After completing my essential knife skills class at The New School of Cooking, my dream of mastering culinary knife techniques in a single afternoon was sliced, diced, chopped and turned into julienne fries.
I naively went into the class thinking I could learn a secret culinary knife trick that would jump start my ability to use a chef’s knife. The class was more of an introduction to essential knife skills.
It was a good class for a beginner like myself, but many in the class were clearly looking for a higher level of training.
The first hour of the three-hour class was a lecture on the types of knives and a discussion on cutting techniques. The second part of the class I sliced, diced, chopped, chiffonaded and julienned vegetables with a chef’s knife. I even was able to supreme an orange.

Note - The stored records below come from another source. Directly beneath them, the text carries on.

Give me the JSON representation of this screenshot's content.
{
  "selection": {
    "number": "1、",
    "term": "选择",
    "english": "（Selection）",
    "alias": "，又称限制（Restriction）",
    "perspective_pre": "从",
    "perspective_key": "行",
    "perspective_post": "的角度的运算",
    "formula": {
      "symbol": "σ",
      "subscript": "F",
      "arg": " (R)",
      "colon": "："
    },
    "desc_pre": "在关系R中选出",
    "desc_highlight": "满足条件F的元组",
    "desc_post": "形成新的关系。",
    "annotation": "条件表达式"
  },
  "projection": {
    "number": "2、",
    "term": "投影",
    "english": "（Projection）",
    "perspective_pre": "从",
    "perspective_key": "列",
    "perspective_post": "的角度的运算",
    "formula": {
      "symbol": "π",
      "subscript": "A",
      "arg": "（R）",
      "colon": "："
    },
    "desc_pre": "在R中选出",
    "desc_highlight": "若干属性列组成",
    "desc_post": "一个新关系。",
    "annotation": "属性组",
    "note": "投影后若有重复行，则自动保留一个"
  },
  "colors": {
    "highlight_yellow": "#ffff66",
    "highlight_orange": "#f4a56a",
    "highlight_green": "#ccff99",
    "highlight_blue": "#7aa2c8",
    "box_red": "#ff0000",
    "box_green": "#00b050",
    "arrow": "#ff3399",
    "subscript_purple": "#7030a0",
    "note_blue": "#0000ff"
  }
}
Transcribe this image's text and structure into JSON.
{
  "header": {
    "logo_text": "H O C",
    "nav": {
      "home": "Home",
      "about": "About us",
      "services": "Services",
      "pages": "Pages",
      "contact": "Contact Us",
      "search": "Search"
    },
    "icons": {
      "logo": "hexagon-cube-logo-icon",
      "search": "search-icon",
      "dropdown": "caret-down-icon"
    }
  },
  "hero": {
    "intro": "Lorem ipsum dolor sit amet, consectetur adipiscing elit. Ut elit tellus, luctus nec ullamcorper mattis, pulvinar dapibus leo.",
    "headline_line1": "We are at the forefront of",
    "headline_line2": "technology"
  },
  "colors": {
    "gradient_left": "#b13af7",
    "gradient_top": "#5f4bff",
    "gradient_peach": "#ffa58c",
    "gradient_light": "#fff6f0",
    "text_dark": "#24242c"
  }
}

At the end, I shared a meal made from the fruits and vegetable used in the class with my fellow chefs in training. We had a surprisingly good meal consisting of kale salad, potato gratin and brussels sprouts with a salsa verde.
- Always use the claw when using a knife in the kitchen.
- There is no shortcut to mastering the knife. Practice, Practice, Practice is the only way to get better.
- The chef’s knife and the paring knife are the only essential knives needed in the kitchen. The other knives can be helpful, but not required.
- Cutting up fresh herbs is extremely easy and makes your food taste much better.
- For best control of a chef’s knife, use the pinch grip.
- If prepared properly, a kale salad can taste really good.
- Always hold a chef’s knife before you buy it. You need to find a knife that feels good in your hand.